Nothing but an exact copy of the records is expected here.

*** SOURCE MATERIAL Section Begins ***

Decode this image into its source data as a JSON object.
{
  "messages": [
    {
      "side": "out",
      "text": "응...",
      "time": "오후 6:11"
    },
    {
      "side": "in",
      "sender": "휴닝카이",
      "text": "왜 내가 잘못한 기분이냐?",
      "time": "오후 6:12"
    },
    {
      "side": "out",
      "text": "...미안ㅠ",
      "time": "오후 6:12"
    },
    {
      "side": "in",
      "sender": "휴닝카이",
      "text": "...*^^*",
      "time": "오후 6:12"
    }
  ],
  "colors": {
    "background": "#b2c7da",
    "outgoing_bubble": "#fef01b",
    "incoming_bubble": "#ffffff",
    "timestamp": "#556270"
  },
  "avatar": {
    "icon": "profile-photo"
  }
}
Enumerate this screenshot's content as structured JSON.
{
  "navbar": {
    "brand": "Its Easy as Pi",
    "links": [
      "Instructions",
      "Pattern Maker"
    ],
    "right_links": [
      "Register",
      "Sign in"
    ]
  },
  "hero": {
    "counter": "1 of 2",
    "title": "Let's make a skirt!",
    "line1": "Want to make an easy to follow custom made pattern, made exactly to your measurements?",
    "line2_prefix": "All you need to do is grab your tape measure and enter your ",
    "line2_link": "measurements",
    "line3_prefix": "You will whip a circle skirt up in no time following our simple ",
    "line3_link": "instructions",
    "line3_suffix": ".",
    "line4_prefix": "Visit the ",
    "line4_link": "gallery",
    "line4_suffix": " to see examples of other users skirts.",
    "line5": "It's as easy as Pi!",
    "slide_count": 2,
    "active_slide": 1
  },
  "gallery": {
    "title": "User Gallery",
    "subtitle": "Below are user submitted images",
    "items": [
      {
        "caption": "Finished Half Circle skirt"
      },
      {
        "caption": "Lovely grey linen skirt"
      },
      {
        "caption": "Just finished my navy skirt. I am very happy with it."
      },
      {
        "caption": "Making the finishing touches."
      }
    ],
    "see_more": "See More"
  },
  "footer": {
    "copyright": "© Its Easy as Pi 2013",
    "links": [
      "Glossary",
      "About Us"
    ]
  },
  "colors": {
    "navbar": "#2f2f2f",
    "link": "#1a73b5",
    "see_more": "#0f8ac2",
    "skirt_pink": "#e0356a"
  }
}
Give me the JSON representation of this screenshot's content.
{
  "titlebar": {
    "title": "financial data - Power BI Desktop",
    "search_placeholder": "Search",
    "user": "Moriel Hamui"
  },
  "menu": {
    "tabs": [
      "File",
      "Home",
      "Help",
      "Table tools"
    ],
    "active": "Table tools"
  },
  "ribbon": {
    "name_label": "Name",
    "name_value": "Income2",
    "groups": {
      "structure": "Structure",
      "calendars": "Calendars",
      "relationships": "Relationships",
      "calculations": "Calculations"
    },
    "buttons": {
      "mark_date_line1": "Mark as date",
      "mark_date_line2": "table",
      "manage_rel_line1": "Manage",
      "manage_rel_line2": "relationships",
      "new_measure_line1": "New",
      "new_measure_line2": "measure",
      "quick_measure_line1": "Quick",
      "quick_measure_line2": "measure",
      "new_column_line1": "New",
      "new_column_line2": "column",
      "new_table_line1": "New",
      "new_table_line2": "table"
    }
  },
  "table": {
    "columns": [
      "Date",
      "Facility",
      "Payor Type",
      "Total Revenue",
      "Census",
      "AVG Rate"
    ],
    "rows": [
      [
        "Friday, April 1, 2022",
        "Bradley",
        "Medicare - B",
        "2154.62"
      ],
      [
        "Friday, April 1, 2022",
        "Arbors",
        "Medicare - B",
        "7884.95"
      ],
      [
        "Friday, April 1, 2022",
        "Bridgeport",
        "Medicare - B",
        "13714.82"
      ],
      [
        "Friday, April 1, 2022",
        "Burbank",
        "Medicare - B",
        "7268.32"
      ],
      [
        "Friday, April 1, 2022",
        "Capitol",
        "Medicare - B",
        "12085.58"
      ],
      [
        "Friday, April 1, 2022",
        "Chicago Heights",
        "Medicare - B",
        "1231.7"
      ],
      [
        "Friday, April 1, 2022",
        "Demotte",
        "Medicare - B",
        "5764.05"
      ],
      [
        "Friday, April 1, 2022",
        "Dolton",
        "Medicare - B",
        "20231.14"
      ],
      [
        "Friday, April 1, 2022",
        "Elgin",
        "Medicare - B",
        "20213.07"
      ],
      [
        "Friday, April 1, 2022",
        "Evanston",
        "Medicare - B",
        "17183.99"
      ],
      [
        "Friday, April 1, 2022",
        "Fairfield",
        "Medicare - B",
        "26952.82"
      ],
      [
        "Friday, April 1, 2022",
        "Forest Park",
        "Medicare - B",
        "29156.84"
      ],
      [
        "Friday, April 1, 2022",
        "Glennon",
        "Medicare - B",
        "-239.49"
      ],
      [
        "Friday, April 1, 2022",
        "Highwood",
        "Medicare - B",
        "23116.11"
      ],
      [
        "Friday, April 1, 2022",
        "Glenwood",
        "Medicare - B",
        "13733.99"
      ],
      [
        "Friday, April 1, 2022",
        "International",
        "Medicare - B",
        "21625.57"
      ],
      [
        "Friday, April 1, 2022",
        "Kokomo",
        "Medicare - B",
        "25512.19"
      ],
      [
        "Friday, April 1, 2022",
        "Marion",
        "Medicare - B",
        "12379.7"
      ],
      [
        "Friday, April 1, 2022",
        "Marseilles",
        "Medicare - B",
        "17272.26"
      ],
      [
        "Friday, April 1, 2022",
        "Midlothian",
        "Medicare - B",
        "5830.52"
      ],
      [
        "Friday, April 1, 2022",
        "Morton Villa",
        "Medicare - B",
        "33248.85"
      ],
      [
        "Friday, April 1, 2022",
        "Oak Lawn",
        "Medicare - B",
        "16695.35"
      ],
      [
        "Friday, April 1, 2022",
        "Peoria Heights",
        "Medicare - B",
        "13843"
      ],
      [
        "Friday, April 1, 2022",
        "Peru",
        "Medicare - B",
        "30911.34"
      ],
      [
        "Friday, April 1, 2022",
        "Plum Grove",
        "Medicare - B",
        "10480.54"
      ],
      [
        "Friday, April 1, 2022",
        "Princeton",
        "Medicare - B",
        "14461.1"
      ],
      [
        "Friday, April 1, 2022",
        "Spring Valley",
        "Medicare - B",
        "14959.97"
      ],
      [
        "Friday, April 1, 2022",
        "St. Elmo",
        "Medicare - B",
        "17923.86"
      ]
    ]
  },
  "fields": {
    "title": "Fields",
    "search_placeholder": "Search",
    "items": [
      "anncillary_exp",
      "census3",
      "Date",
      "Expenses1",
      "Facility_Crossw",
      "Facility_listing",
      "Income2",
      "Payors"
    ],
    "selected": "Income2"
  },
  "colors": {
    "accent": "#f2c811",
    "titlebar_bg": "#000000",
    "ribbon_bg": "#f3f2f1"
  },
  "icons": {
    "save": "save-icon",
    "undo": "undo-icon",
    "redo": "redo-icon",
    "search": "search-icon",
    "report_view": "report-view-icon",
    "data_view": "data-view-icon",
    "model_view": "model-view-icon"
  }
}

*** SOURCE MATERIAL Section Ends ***

[ANSWER BOX]
Decode this image into its source data as a JSON object.
{
  "messages": [
    {
      "side": "out",
      "text": "응...",
      "time": "오후 6:11"
    },
    {
      "side": "in",
      "sender": "휴닝카이",
      "text": "왜 내가 잘못한 기분이냐?",
      "time": "오후 6:12"
    },
    {
      "side": "out",
      "text": "...미안ㅠ",
      "time": "오후 6:12"
    },
    {
      "side": "in",
      "sender": "휴닝카이",
      "text": "...*^^*",
      "time": "오후 6:12"
    }
  ],
  "colors": {
    "background": "#b2c7da",
    "outgoing_bubble": "#fef01b",
    "incoming_bubble": "#ffffff",
    "timestamp": "#556270"
  },
  "avatar": {
    "icon": "profile-photo"
  }
}
Enumerate this screenshot's content as structured JSON.
{
  "navbar": {
    "brand": "Its Easy as Pi",
    "links": [
      "Instructions",
      "Pattern Maker"
    ],
    "right_links": [
      "Register",
      "Sign in"
    ]
  },
  "hero": {
    "counter": "1 of 2",
    "title": "Let's make a skirt!",
    "line1": "Want to make an easy to follow custom made pattern, made exactly to your measurements?",
    "line2_prefix": "All you need to do is grab your tape measure and enter your ",
    "line2_link": "measurements",
    "line3_prefix": "You will whip a circle skirt up in no time following our simple ",
    "line3_link": "instructions",
    "line3_suffix": ".",
    "line4_prefix": "Visit the ",
    "line4_link": "gallery",
    "line4_suffix": " to see examples of other users skirts.",
    "line5": "It's as easy as Pi!",
    "slide_count": 2,
    "active_slide": 1
  },
  "gallery": {
    "title": "User Gallery",
    "subtitle": "Below are user submitted images",
    "items": [
      {
        "caption": "Finished Half Circle skirt"
      },
      {
        "caption": "Lovely grey linen skirt"
      },
      {
        "caption": "Just finished my navy skirt. I am very happy with it."
      },
      {
        "caption": "Making the finishing touches."
      }
    ],
    "see_more": "See More"
  },
  "footer": {
    "copyright": "© Its Easy as Pi 2013",
    "links": [
      "Glossary",
      "About Us"
    ]
  },
  "colors": {
    "navbar": "#2f2f2f",
    "link": "#1a73b5",
    "see_more": "#0f8ac2",
    "skirt_pink": "#e0356a"
  }
}
Give me the JSON representation of this screenshot's content.
{
  "titlebar": {
    "title": "financial data - Power BI Desktop",
    "search_placeholder": "Search",
    "user": "Moriel Hamui"
  },
  "menu": {
    "tabs": [
      "File",
      "Home",
      "Help",
      "Table tools"
    ],
    "active": "Table tools"
  },
  "ribbon": {
    "name_label": "Name",
    "name_value": "Income2",
    "groups": {
      "structure": "Structure",
      "calendars": "Calendars",
      "relationships": "Relationships",
      "calculations": "Calculations"
    },
    "buttons": {
      "mark_date_line1": "Mark as date",
      "mark_date_line2": "table",
      "manage_rel_line1": "Manage",
      "manage_rel_line2": "relationships",
      "new_measure_line1": "New",
      "new_measure_line2": "measure",
      "quick_measure_line1": "Quick",
      "quick_measure_line2": "measure",
      "new_column_line1": "New",
      "new_column_line2": "column",
      "new_table_line1": "New",
      "new_table_line2": "table"
    }
  },
  "table": {
    "columns": [
      "Date",
      "Facility",
      "Payor Type",
      "Total Revenue",
      "Census",
      "AVG Rate"
    ],
    "rows": [
      [
        "Friday, April 1, 2022",
        "Bradley",
        "Medicare - B",
        "2154.62"
      ],
      [
        "Friday, April 1, 2022",
        "Arbors",
        "Medicare - B",
        "7884.95"
      ],
      [
        "Friday, April 1, 2022",
        "Bridgeport",
        "Medicare - B",
        "13714.82"
      ],
      [
        "Friday, April 1, 2022",
        "Burbank",
        "Medicare - B",
        "7268.32"
      ],
      [
        "Friday, April 1, 2022",
        "Capitol",
        "Medicare - B",
        "12085.58"
      ],
      [
        "Friday, April 1, 2022",
        "Chicago Heights",
        "Medicare - B",
        "1231.7"
      ],
      [
        "Friday, April 1, 2022",
        "Demotte",
        "Medicare - B",
        "5764.05"
      ],
      [
        "Friday, April 1, 2022",
        "Dolton",
        "Medicare - B",
        "20231.14"
      ],
      [
        "Friday, April 1, 2022",
        "Elgin",
        "Medicare - B",
        "20213.07"
      ],
      [
        "Friday, April 1, 2022",
        "Evanston",
        "Medicare - B",
        "17183.99"
      ],
      [
        "Friday, April 1, 2022",
        "Fairfield",
        "Medicare - B",
        "26952.82"
      ],
      [
        "Friday, April 1, 2022",
        "Forest Park",
        "Medicare - B",
        "29156.84"
      ],
      [
        "Friday, April 1, 2022",
        "Glennon",
        "Medicare - B",
        "-239.49"
      ],
      [
        "Friday, April 1, 2022",
        "Highwood",
        "Medicare - B",
        "23116.11"
      ],
      [
        "Friday, April 1, 2022",
        "Glenwood",
        "Medicare - B",
        "13733.99"
      ],
      [
        "Friday, April 1, 2022",
        "International",
        "Medicare - B",
        "21625.57"
      ],
      [
        "Friday, April 1, 2022",
        "Kokomo",
        "Medicare - B",
        "25512.19"
      ],
      [
        "Friday, April 1, 2022",
        "Marion",
        "Medicare - B",
        "12379.7"
      ],
      [
        "Friday, April 1, 2022",
        "Marseilles",
        "Medicare - B",
        "17272.26"
      ],
      [
        "Friday, April 1, 2022",
        "Midlothian",
        "Medicare - B",
        "5830.52"
      ],
      [
        "Friday, April 1, 2022",
        "Morton Villa",
        "Medicare - B",
        "33248.85"
      ],
      [
        "Friday, April 1, 2022",
        "Oak Lawn",
        "Medicare - B",
        "16695.35"
      ],
      [
        "Friday, April 1, 2022",
        "Peoria Heights",
        "Medicare - B",
        "13843"
      ],
      [
        "Friday, April 1, 2022",
        "Peru",
        "Medicare - B",
        "30911.34"
      ],
      [
        "Friday, April 1, 2022",
        "Plum Grove",
        "Medicare - B",
        "10480.54"
      ],
      [
        "Friday, April 1, 2022",
        "Princeton",
        "Medicare - B",
        "14461.1"
      ],
      [
        "Friday, April 1, 2022",
        "Spring Valley",
        "Medicare - B",
        "14959.97"
      ],
      [
        "Friday, April 1, 2022",
        "St. Elmo",
        "Medicare - B",
        "17923.86"
      ]
    ]
  },
  "fields": {
    "title": "Fields",
    "search_placeholder": "Search",
    "items": [
      "anncillary_exp",
      "census3",
      "Date",
      "Expenses1",
      "Facility_Crossw",
      "Facility_listing",
      "Income2",
      "Payors"
    ],
    "selected": "Income2"
  },
  "colors": {
    "accent": "#f2c811",
    "titlebar_bg": "#000000",
    "ribbon_bg": "#f3f2f1"
  },
  "icons": {
    "save": "save-icon",
    "undo": "undo-icon",
    "redo": "redo-icon",
    "search": "search-icon",
    "report_view": "report-view-icon",
    "data_view": "data-view-icon",
    "model_view": "model-view-icon"
  }
}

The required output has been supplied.